Here's another way to say what I'm trying to say, maybe. I remember taking a walk in the woods with my friend Dan, last February in New Paltz. He had his little sweet hairy dog, Maggie, and I had Lola. Maggie doesn't usually go further then 20 feet away from us but Lola likes to blast around. I was letting her run out of sight up hills, do whatever she wanted. I love watching her run. She came back to us, happy and stupidly panting, and then suddenly saw a squirrel and blasted off again. I kind of cheered her on, but didn't pay much attention.
I was surprised, then, when Dan said, "Oh no! Don't let her do that...The squirrels have to work for every calorie they get, and Lola is basically a petroleum fueled machine." The snow was old and grey and had been on the ground for a long time. Everything edible had been covered for months now, and there still wouldn't be new growth for a long time, and everyone in town was remarking on how terrible the deer were looking. They came out in groups, stumbling into public areas that they usually never dared to go. Their hair was falling out in mangy clumps. The squirrels were in just as dire a situation as the deer.
I had been celebrating how beautiful and pure and basically free Lola was, running in the snow, and Dan was pointing out how cruel "play" can be when the players are coming from such different starting points. Lola could come home with me to a fire and a bowl of rich diesel-powered dog food. The squirrel didn't want to play chase.
Lola isn't bad for living on nice fatty dog food. She's still beautiful when she runs. But that beauty is contingent on external supports, and her exuberance can easily, thoughtlessly hurt others. Dan was pointing out that she (as an extension of me) needs to be careful.

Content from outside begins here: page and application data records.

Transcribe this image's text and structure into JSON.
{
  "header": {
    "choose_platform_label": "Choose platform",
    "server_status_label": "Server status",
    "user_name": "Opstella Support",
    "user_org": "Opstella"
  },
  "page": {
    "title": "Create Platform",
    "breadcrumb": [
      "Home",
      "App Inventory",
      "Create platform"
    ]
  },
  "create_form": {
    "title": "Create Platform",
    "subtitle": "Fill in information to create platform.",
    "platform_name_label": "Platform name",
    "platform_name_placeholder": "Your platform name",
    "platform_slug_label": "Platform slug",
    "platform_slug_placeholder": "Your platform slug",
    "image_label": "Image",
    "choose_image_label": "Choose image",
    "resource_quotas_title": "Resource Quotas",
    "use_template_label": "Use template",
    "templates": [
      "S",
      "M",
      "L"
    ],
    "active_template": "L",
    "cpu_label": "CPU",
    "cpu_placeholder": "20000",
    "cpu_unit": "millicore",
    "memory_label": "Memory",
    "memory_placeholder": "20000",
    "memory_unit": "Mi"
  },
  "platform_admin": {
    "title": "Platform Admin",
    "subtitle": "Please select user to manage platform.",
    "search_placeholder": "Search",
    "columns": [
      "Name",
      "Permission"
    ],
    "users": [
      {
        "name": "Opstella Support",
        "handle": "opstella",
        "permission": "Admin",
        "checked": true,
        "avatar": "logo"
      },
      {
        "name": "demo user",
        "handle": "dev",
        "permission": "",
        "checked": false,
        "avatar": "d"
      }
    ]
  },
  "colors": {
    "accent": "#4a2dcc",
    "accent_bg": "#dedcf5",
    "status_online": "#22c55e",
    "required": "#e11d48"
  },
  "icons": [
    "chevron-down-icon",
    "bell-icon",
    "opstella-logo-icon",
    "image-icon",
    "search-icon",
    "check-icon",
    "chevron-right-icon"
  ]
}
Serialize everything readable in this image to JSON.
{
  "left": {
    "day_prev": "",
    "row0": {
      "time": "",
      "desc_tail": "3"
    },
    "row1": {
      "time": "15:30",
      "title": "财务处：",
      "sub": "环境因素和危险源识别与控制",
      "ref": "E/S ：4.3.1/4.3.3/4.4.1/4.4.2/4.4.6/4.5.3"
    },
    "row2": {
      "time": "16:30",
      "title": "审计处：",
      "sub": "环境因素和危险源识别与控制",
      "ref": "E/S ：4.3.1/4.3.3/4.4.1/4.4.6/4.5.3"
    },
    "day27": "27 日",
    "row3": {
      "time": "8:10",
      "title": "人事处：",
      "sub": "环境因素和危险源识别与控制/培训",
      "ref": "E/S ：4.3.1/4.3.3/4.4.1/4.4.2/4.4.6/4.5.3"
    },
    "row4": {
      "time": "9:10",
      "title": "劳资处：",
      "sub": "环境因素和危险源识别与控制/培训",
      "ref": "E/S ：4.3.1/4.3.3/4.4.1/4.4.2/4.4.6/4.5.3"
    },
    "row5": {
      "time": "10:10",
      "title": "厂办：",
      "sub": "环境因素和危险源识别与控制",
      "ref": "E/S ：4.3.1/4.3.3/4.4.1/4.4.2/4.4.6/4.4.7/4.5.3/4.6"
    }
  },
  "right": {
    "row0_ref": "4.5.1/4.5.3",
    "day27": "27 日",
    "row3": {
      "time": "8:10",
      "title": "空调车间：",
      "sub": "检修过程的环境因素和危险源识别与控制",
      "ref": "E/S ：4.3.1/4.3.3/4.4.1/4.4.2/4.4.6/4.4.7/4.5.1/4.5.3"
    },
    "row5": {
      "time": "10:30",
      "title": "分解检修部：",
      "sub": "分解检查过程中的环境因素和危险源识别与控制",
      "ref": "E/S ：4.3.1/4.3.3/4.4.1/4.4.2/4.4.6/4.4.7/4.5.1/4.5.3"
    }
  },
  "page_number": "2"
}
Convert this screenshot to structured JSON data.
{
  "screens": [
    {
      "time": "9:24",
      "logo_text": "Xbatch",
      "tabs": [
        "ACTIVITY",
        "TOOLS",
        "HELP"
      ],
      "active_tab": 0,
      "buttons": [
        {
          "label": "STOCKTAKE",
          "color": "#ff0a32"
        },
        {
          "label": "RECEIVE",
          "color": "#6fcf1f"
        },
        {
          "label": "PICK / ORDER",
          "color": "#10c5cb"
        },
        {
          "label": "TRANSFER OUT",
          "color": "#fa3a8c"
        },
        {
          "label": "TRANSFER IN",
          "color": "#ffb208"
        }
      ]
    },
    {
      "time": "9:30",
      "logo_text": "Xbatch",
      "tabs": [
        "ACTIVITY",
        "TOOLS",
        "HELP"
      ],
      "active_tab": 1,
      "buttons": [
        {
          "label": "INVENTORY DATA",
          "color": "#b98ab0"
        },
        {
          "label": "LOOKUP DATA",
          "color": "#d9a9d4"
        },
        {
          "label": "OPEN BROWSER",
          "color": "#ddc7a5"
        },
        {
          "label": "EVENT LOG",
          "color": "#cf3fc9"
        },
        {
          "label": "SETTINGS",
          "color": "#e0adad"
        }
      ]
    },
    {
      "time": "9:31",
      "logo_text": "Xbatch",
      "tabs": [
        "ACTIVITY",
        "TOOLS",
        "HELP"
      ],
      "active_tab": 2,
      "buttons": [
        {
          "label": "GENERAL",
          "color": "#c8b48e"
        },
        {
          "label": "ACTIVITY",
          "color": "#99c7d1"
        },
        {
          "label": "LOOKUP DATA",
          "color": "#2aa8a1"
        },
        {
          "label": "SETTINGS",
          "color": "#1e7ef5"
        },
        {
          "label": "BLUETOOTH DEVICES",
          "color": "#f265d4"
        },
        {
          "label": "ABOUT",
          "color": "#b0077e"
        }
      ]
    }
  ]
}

Trying to be careful, shutting up, saying thank you for what I've been given. Nice. Good. Getting excited about the things that happen when I stop holding so tightly to the reins. Yes. Fun. Seeing how listening to other people is in my best interest. So easy. I explained my idea for this essay to my classmate, Anna. She responded, "That seems like a very good first step."
This essay is written in thanks to the many people who helped me with the trailer, talked with me about it over the past few months, and sent me relevant reading material. Like the trailer, I didn't build this essay. It's the record of many interactions with a huge and wonderful group. This includes my family in New Paltz, the members of the documentary studies class taught at Yale by Matt Jacobson and Rebecca Jacobs, as well as all the loving people who let me sleep in their front yards all summer. Please look in the photo archive to see some of their faces. Particular thanks to my readers Eve O'Connor and Joel Keehn, whose insights I greedily cherrypicked.
Hope and the Artist, Ta-Nahisi Coates. The Atlantic, Nov 2015.
How Many White People Does It Take to Ruin a Good Joke? Jazmine Hughes. The New Republic, Feb 2015.
White Debt. Eula Biss. The New York Times Magazine, Dec 2015.
The Will to Change. Bell Hooks. Washington Square Press, Dec 2004.
Slow Death. Lauren Berlant. From Cruel Optimism, Duke University Press, Oct 2011.